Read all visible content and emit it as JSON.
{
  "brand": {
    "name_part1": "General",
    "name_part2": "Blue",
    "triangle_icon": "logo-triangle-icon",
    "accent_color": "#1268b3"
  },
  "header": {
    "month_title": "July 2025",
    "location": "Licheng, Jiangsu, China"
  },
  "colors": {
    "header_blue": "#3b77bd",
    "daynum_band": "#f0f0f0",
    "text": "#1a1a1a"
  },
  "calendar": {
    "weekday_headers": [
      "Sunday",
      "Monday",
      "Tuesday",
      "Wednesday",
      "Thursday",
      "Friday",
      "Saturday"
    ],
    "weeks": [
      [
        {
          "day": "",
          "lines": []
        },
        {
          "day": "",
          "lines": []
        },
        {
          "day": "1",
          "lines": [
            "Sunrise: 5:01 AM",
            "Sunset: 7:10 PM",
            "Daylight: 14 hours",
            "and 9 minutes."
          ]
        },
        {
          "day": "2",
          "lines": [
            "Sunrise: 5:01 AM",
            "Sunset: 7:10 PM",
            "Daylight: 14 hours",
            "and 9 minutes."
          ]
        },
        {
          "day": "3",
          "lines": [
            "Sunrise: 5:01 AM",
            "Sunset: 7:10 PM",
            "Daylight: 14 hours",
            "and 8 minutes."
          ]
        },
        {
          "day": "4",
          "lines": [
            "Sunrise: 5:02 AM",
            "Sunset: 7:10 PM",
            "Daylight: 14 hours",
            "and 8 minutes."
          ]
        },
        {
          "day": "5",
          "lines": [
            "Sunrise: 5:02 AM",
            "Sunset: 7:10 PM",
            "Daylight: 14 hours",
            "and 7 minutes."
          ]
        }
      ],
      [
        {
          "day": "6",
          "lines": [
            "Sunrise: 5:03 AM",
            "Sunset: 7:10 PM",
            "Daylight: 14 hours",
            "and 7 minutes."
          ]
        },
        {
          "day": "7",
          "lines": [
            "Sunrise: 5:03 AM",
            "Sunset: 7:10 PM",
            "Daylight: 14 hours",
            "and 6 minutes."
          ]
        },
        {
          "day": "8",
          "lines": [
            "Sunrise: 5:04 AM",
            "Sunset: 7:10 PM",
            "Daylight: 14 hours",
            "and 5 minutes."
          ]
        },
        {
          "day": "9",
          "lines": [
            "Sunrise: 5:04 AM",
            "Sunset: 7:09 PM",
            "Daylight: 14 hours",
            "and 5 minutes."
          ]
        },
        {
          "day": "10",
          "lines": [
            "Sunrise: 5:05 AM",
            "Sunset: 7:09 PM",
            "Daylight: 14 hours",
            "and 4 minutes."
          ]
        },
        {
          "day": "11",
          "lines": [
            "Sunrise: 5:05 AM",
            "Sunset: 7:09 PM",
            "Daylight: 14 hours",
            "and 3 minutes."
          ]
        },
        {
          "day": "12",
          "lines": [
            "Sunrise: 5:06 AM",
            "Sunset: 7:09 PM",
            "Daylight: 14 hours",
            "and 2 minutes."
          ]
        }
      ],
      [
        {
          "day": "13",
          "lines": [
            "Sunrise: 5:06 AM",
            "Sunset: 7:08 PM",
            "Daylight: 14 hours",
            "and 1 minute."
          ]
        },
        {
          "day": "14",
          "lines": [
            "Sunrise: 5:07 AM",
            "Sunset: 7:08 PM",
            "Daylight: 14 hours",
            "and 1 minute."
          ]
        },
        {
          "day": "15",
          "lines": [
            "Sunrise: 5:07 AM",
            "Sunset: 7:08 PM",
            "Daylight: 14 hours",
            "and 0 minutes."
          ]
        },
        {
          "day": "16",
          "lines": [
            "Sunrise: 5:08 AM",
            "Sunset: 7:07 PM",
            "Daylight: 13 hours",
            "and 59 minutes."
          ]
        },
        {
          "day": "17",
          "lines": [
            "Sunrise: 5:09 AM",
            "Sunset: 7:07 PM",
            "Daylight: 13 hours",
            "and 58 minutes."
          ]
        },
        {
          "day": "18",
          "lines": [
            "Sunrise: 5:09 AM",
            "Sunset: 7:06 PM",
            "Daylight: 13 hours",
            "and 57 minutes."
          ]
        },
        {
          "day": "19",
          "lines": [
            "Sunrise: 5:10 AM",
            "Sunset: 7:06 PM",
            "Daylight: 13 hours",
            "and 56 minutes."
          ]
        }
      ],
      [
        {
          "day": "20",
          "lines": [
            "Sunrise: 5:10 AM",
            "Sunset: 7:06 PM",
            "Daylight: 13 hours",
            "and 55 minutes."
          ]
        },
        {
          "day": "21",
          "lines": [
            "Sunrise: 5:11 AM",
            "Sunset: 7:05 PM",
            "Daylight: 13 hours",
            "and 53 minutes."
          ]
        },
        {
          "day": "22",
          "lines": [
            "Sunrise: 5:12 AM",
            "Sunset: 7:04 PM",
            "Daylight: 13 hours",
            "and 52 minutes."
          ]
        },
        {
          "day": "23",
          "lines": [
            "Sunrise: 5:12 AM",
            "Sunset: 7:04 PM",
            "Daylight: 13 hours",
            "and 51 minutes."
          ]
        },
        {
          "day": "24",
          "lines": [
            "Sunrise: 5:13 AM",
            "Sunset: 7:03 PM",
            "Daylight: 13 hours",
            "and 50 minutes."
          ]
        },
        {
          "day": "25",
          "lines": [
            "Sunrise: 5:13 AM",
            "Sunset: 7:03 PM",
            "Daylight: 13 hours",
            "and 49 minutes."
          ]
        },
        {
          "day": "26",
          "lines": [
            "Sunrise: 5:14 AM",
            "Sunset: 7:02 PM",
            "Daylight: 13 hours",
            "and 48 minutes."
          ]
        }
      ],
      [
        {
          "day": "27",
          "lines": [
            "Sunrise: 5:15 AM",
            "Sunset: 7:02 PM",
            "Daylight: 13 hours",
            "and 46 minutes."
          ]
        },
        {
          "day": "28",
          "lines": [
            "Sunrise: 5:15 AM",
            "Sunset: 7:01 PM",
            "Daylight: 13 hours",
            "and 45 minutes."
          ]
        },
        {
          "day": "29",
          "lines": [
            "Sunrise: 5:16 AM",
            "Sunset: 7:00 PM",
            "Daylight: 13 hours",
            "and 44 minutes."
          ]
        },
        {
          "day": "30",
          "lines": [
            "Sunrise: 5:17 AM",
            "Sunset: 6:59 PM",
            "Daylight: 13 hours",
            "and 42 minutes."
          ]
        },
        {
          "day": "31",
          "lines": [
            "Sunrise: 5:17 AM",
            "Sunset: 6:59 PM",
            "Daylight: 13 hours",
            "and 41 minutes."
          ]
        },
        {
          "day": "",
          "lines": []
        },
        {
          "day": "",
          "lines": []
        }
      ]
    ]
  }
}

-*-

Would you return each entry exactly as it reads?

## Expected answer
Read all visible content and emit it as JSON.
{
  "brand": {
    "name_part1": "General",
    "name_part2": "Blue",
    "triangle_icon": "logo-triangle-icon",
    "accent_color": "#1268b3"
  },
  "header": {
    "month_title": "July 2025",
    "location": "Licheng, Jiangsu, China"
  },
  "colors": {
    "header_blue": "#3b77bd",
    "daynum_band": "#f0f0f0",
    "text": "#1a1a1a"
  },
  "calendar": {
    "weekday_headers": [
      "Sunday",
      "Monday",
      "Tuesday",
      "Wednesday",
      "Thursday",
      "Friday",
      "Saturday"
    ],
    "weeks": [
      [
        {
          "day": "",
          "lines": []
        },
        {
          "day": "",
          "lines": []
        },
        {
          "day": "1",
          "lines": [
            "Sunrise: 5:01 AM",
            "Sunset: 7:10 PM",
            "Daylight: 14 hours",
            "and 9 minutes."
          ]
        },
        {
          "day": "2",
          "lines": [
            "Sunrise: 5:01 AM",
            "Sunset: 7:10 PM",
            "Daylight: 14 hours",
            "and 9 minutes."
          ]
        },
        {
          "day": "3",
          "lines": [
            "Sunrise: 5:01 AM",
            "Sunset: 7:10 PM",
            "Daylight: 14 hours",
            "and 8 minutes."
          ]
        },
        {
          "day": "4",
          "lines": [
            "Sunrise: 5:02 AM",
            "Sunset: 7:10 PM",
            "Daylight: 14 hours",
            "and 8 minutes."
          ]
        },
        {
          "day": "5",
          "lines": [
            "Sunrise: 5:02 AM",
            "Sunset: 7:10 PM",
            "Daylight: 14 hours",
            "and 7 minutes."
          ]
        }
      ],
      [
        {
          "day": "6",
          "lines": [
            "Sunrise: 5:03 AM",
            "Sunset: 7:10 PM",
            "Daylight: 14 hours",
            "and 7 minutes."
          ]
        },
        {
          "day": "7",
          "lines": [
            "Sunrise: 5:03 AM",
            "Sunset: 7:10 PM",
            "Daylight: 14 hours",
            "and 6 minutes."
          ]
        },
        {
          "day": "8",
          "lines": [
            "Sunrise: 5:04 AM",
            "Sunset: 7:10 PM",
            "Daylight: 14 hours",
            "and 5 minutes."
          ]
        },
        {
          "day": "9",
          "lines": [
            "Sunrise: 5:04 AM",
            "Sunset: 7:09 PM",
            "Daylight: 14 hours",
            "and 5 minutes."
          ]
        },
        {
          "day": "10",
          "lines": [
            "Sunrise: 5:05 AM",
            "Sunset: 7:09 PM",
            "Daylight: 14 hours",
            "and 4 minutes."
          ]
        },
        {
          "day": "11",
          "lines": [
            "Sunrise: 5:05 AM",
            "Sunset: 7:09 PM",
            "Daylight: 14 hours",
            "and 3 minutes."
          ]
        },
        {
          "day": "12",
          "lines": [
            "Sunrise: 5:06 AM",
            "Sunset: 7:09 PM",
            "Daylight: 14 hours",
            "and 2 minutes."
          ]
        }
      ],
      [
        {
          "day": "13",
          "lines": [
            "Sunrise: 5:06 AM",
            "Sunset: 7:08 PM",
            "Daylight: 14 hours",
            "and 1 minute."
          ]
        },
        {
          "day": "14",
          "lines": [
            "Sunrise: 5:07 AM",
            "Sunset: 7:08 PM",
            "Daylight: 14 hours",
            "and 1 minute."
          ]
        },
        {
          "day": "15",
          "lines": [
            "Sunrise: 5:07 AM",
            "Sunset: 7:08 PM",
            "Daylight: 14 hours",
            "and 0 minutes."
          ]
        },
        {
          "day": "16",
          "lines": [
            "Sunrise: 5:08 AM",
            "Sunset: 7:07 PM",
            "Daylight: 13 hours",
            "and 59 minutes."
          ]
        },
        {
          "day": "17",
          "lines": [
            "Sunrise: 5:09 AM",
            "Sunset: 7:07 PM",
            "Daylight: 13 hours",
            "and 58 minutes."
          ]
        },
        {
          "day": "18",
          "lines": [
            "Sunrise: 5:09 AM",
            "Sunset: 7:06 PM",
            "Daylight: 13 hours",
            "and 57 minutes."
          ]
        },
        {
          "day": "19",
          "lines": [
            "Sunrise: 5:10 AM",
            "Sunset: 7:06 PM",
            "Daylight: 13 hours",
            "and 56 minutes."
          ]
        }
      ],
      [
        {
          "day": "20",
          "lines": [
            "Sunrise: 5:10 AM",
            "Sunset: 7:06 PM",
            "Daylight: 13 hours",
            "and 55 minutes."
          ]
        },
        {
          "day": "21",
          "lines": [
            "Sunrise: 5:11 AM",
            "Sunset: 7:05 PM",
            "Daylight: 13 hours",
            "and 53 minutes."
          ]
        },
        {
          "day": "22",
          "lines": [
            "Sunrise: 5:12 AM",
            "Sunset: 7:04 PM",
            "Daylight: 13 hours",
            "and 52 minutes."
          ]
        },
        {
          "day": "23",
          "lines": [
            "Sunrise: 5:12 AM",
            "Sunset: 7:04 PM",
            "Daylight: 13 hours",
            "and 51 minutes."
          ]
        },
        {
          "day": "24",
          "lines": [
            "Sunrise: 5:13 AM",
            "Sunset: 7:03 PM",
            "Daylight: 13 hours",
            "and 50 minutes."
          ]
        },
        {
          "day": "25",
          "lines": [
            "Sunrise: 5:13 AM",
            "Sunset: 7:03 PM",
            "Daylight: 13 hours",
            "and 49 minutes."
          ]
        },
        {
          "day": "26",
          "lines": [
            "Sunrise: 5:14 AM",
            "Sunset: 7:02 PM",
            "Daylight: 13 hours",
            "and 48 minutes."
          ]
        }
      ],
      [
        {
          "day": "27",
          "lines": [
            "Sunrise: 5:15 AM",
            "Sunset: 7:02 PM",
            "Daylight: 13 hours",
            "and 46 minutes."
          ]
        },
        {
          "day": "28",
          "lines": [
            "Sunrise: 5:15 AM",
            "Sunset: 7:01 PM",
            "Daylight: 13 hours",
            "and 45 minutes."
          ]
        },
        {
          "day": "29",
          "lines": [
            "Sunrise: 5:16 AM",
            "Sunset: 7:00 PM",
            "Daylight: 13 hours",
            "and 44 minutes."
          ]
        },
        {
          "day": "30",
          "lines": [
            "Sunrise: 5:17 AM",
            "Sunset: 6:59 PM",
            "Daylight: 13 hours",
            "and 42 minutes."
          ]
        },
        {
          "day": "31",
          "lines": [
            "Sunrise: 5:17 AM",
            "Sunset: 6:59 PM",
            "Daylight: 13 hours",
            "and 41 minutes."
          ]
        },
        {
          "day": "",
          "lines": []
        },
        {
          "day": "",
          "lines": []
        }
      ]
    ]
  }
}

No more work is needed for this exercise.